Even today, there are many who believe the Amethyst capable of helping to curb overindulgence and bad habits such as smoking, drinking and drug use.
Besides, sobriety, Amethyst is reputed to be a stone of spirituality and contentment, known for its metaphysical abilities to still the mind and inspire higher thinking. Referred to as "nature’s tranquilizer", Amethyst is thought to relieve stress and stain, balance mood swings and alleviate sadness and grief.
In the spiritual world, Amethyst provided a connection to the Divine. To the Hebrews, it was Ahlamah, the ninth stone in the breastplate of the High Priest; engraved with the tribe of Dan, as well as the twelfth foundation stone for the New Jerusalem.
To the Egyptians, it was Hemag, listed in the Book of the Dead to be carved into heart-shaped amulets for burial. In Eastern cultures, it was listed in descriptions of sacred "gem-cities", "trees of life", and used in temple offerings for worship.
St. Valentine was thought to have worn an Amethyst ring engraved with the image of Cupid and so it is that Amethyst became the stone of faithful lovers. It is also referred to as the “couple’s stone” and gives meaning to relationships that over time give way to deeper connection and more soulful communion. Wear as an engagement or eternity ring for fidelity, or as a locket to call back lost love.
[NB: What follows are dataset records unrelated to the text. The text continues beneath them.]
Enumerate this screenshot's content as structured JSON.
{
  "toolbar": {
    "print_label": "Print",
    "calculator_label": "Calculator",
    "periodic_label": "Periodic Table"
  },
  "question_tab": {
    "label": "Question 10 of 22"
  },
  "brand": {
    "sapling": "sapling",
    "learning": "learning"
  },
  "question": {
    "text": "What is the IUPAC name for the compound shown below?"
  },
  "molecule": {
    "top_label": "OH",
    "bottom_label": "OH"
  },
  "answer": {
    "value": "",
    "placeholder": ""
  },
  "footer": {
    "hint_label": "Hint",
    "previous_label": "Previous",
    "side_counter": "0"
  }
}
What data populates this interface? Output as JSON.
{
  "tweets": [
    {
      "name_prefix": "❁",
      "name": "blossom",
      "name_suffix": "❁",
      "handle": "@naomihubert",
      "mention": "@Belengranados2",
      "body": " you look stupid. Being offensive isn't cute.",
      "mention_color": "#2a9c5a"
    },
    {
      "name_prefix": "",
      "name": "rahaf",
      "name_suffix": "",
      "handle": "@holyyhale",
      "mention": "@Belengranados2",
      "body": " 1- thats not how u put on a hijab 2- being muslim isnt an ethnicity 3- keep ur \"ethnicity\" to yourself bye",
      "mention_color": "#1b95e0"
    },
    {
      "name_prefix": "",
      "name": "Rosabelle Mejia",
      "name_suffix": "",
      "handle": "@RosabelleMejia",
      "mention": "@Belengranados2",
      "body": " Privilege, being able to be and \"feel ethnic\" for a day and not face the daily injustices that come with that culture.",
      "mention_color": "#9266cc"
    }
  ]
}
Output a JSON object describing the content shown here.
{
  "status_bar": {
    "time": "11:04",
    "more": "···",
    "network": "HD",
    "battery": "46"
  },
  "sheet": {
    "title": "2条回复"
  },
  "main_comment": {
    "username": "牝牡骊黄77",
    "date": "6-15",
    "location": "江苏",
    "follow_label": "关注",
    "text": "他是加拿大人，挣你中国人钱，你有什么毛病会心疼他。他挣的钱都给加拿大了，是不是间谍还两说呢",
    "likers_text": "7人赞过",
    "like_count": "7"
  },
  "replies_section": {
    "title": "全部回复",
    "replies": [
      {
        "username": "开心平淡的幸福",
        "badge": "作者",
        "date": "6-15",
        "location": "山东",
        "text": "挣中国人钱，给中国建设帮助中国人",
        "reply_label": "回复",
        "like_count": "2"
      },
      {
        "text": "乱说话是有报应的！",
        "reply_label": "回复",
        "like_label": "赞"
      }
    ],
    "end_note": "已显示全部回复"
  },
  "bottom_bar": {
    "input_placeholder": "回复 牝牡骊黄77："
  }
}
12 Fascinating Facts about Amethyst
1. Amethyst is the official gemstone of the province of Ontario and the US state of South Carolina. Several South Carolina amethysts are on display at the Smithsonian Museum of Natural History.
2. Throughout history, Amethyst has been known as the Bishop's Stone since it symbolised ecclesiastical dignity. Bishops continue to wear Amethysts on the second finger of their right hand to this day.
3. St. Valentine was thought to have worn an Amethyst ring engraved with the image of Cupid and so it is that Amethyst became the stone of faithful lovers.
4. Amethyst was called the "Gem of Fire" in ancient times because it was thought to contain fire energy, an energy that is creative, passionate, and spiritual.
5. Amethyst was used in Peru for protection against witchcraft. The ceremony included engraving the name of the sun and moon on the Amethyst stone and hanging it around their neck with a baboon's hair or a swallow's feather.
6. Amethyst was the emblem for Matthew, one of the Twelve Apostles.
7. Prior to the 19th century, Amethyst was a precious stone since it was as rare as Emerald and Ruby stones. Once large deposits of Amethyst Geodes were found in Brazil, Amethyst was downgraded to a semi-precious stone.
8. Tibetans consider amethyst sacred to the Buddha and make prayer beads from the stone.
9. In the Middle Ages, Amethyst was considered a symbol of royalty and used to decorate English regalia.
10. The Duchess of Windsor wore a Cartier-designed amethyst necklace to a gala in Versailles in 1953. It was made of 28 step-cut amethysts, one oval faceted amethyst, and a large heart-shaped amethyst in front.
11. Leonardo da Vinci believed amethyst had the power to control evil thoughts, to quicken intelligence, and to make men shrewd in business matters.
12. Single amethyst crystals can be huge: the GIA Museum displayed a doubly terminated crystal that weighed 164 pounds.
Caring for your Amethyst Jewellery
Amethyst's beautiful colour will fade in sunlight and so we always recommend removing any jewellery before sunbathing. Amethyst can be safely cleaned with warm soapy water. Ultrasonic cleaners are usually safe except in the rare instances where a stone is dyed or treated by fracture filling. Steam cleaning is not recommended, and amethyst should not be subjected to heat.